Inventing Human Rights. By Lynn Hunt. New York, London: W. W. Norton & Company, 2007. 272pp. Index. $29.95. ISBN 0 393 06095 0.
Contemporary human rights scholarship suffers from two major flaws. First, it is trapped in an intellectual tradition of linear progressivism that tends to hinder proper understanding of the nuances inherent in the idea of human rights. The trend has been to present human rights — despite frequent setbacks and many contradictions — as part of the saga of relentless human progress. The second flaw is the overwhelmingly presentist character of human rights scholarship, reflected in an inordinate preoccupation with the here and now.
Lynn Hunt’s Inventing Human Rights addresses both flaws. It marks an important addition to the growing body of scholarly works that seek to bring distinctly historical perspectives to the subject of human rights. Focusing on the American and French Revolutions and the Declarations they inspired, Hunt traces the impact of Enlightenment ideas on the social and political expansion of human rights. The equality, universality and naturalness of rights gained direct political expression for the first time in the American Declaration of Independence of 1776 and the French Declaration of the Rights of Man and Citizen of 1789. These developments underscore a ‘sudden crystallization of human rights claims at the end of the eighteenth century’ (p. 20).

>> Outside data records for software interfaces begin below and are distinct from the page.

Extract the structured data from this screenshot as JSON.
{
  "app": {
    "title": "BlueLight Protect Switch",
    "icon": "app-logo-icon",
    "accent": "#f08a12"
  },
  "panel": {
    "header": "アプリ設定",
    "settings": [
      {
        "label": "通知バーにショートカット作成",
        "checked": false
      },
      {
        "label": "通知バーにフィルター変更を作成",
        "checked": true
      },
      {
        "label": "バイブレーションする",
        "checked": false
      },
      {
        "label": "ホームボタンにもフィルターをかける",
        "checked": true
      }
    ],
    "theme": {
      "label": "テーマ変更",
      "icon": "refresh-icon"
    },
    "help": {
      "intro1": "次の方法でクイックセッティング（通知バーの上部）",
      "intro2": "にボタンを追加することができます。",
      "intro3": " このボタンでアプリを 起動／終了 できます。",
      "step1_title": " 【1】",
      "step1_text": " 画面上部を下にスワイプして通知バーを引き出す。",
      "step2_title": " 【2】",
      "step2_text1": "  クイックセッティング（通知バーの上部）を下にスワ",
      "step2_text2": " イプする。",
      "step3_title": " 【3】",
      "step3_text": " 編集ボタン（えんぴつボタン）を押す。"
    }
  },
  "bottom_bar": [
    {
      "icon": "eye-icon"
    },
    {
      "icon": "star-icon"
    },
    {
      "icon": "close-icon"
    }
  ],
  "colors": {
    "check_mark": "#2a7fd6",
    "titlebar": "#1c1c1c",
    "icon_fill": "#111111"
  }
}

What this book so eloquently reminds us of are the tensions and contradictions that have historically underlined ideas about human rights. Those who confidently declared rights to be universal in the eighteenth century turned out to have something much less all-inclusive in mind. They excluded those without property, slaves, women, and religious minorities from full participation in the political process. Hunt takes the position that while we should not forget these glaring restrictions placed on rights by eighteenth century men, we should not stop there. The book explores how these men, living in societies built on slavery, subordination, and seemingly natural subservience, came to imagine men (and sometimes, women) not at all like them as equals. This, the author argues, is crucial to the history of human rights.
One of the most interesting contributions of this study is the connection that it makes between changes in social attitudes and the expansion of human rights. Drawing on Benedict Anderson’s Imagined Communities (1991), Hunt argues that ‘imagined empathy’ served as the foundations of the social and political transformations that revolutionised the notion of human rights. The notions of bodily integrity and empathetic selfhood have histories not unlike those of human rights, to which they are intimately related (p. 30). Learning to empathize, along with new concern for the human body led to the public rejection of judicial torture that opened the path to human rights.
While most of Hunt’s argument are convincing some seem far fetched. One example is her suggestion that reading of accounts of torture had ‘physical effects that translated into brain changes and came back out as new concepts about the organisations of social and political life’ (p. 33). This claim appears to dabble into the realm of psychoanalysis that is hardly the province of the historian. Another shortcoming that some will find with this book is that it is decidedly Eurocentric. By limiting a discussion on the ‘Invention of Human Rights’ to the history of the Western world, Hunt lends credence to the construction of human rights as a something invented in the West and exported to the rest of the world. Unless used figuratively, the term ‘invention’ clearly gets in the way of a full historical understanding of the complex cross-cultural processes by which human rights ideas have evolved. It implies too one sided a happening. In all however, this book brings a welcome and refreshing perspective to human rights scholarship.